Records provided: Begin

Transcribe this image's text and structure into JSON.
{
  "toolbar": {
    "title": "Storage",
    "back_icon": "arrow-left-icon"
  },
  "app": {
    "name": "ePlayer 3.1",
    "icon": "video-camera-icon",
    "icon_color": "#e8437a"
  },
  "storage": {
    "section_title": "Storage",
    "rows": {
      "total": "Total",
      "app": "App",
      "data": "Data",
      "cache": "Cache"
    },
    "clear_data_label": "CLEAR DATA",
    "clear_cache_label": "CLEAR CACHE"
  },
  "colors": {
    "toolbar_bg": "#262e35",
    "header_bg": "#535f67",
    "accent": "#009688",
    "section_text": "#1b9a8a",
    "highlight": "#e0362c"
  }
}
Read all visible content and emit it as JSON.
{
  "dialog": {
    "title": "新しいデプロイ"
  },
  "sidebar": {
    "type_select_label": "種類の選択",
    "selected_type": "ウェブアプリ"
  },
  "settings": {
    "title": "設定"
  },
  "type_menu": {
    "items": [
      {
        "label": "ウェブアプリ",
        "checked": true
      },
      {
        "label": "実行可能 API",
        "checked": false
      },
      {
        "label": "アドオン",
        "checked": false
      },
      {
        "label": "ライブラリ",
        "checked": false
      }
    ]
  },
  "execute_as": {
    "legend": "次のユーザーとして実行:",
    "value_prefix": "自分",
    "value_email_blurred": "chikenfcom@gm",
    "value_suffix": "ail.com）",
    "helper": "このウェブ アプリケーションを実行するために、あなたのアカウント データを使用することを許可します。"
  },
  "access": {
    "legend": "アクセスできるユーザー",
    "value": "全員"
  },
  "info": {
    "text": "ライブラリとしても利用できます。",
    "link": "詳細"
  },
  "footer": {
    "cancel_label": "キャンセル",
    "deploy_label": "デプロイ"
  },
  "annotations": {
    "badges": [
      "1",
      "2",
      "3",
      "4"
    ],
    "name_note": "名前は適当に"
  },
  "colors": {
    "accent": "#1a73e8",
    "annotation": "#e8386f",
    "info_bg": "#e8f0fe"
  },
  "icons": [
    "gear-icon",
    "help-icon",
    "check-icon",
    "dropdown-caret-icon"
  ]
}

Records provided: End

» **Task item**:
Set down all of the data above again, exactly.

» **Written reply**:
Transcribe this image's text and structure into JSON.
{
  "toolbar": {
    "title": "Storage",
    "back_icon": "arrow-left-icon"
  },
  "app": {
    "name": "ePlayer 3.1",
    "icon": "video-camera-icon",
    "icon_color": "#e8437a"
  },
  "storage": {
    "section_title": "Storage",
    "rows": {
      "total": "Total",
      "app": "App",
      "data": "Data",
      "cache": "Cache"
    },
    "clear_data_label": "CLEAR DATA",
    "clear_cache_label": "CLEAR CACHE"
  },
  "colors": {
    "toolbar_bg": "#262e35",
    "header_bg": "#535f67",
    "accent": "#009688",
    "section_text": "#1b9a8a",
    "highlight": "#e0362c"
  }
}
Read all visible content and emit it as JSON.
{
  "dialog": {
    "title": "新しいデプロイ"
  },
  "sidebar": {
    "type_select_label": "種類の選択",
    "selected_type": "ウェブアプリ"
  },
  "settings": {
    "title": "設定"
  },
  "type_menu": {
    "items": [
      {
        "label": "ウェブアプリ",
        "checked": true
      },
      {
        "label": "実行可能 API",
        "checked": false
      },
      {
        "label": "アドオン",
        "checked": false
      },
      {
        "label": "ライブラリ",
        "checked": false
      }
    ]
  },
  "execute_as": {
    "legend": "次のユーザーとして実行:",
    "value_prefix": "自分",
    "value_email_blurred": "chikenfcom@gm",
    "value_suffix": "ail.com）",
    "helper": "このウェブ アプリケーションを実行するために、あなたのアカウント データを使用することを許可します。"
  },
  "access": {
    "legend": "アクセスできるユーザー",
    "value": "全員"
  },
  "info": {
    "text": "ライブラリとしても利用できます。",
    "link": "詳細"
  },
  "footer": {
    "cancel_label": "キャンセル",
    "deploy_label": "デプロイ"
  },
  "annotations": {
    "badges": [
      "1",
      "2",
      "3",
      "4"
    ],
    "name_note": "名前は適当に"
  },
  "colors": {
    "accent": "#1a73e8",
    "annotation": "#e8386f",
    "info_bg": "#e8f0fe"
  },
  "icons": [
    "gear-icon",
    "help-icon",
    "check-icon",
    "dropdown-caret-icon"
  ]
}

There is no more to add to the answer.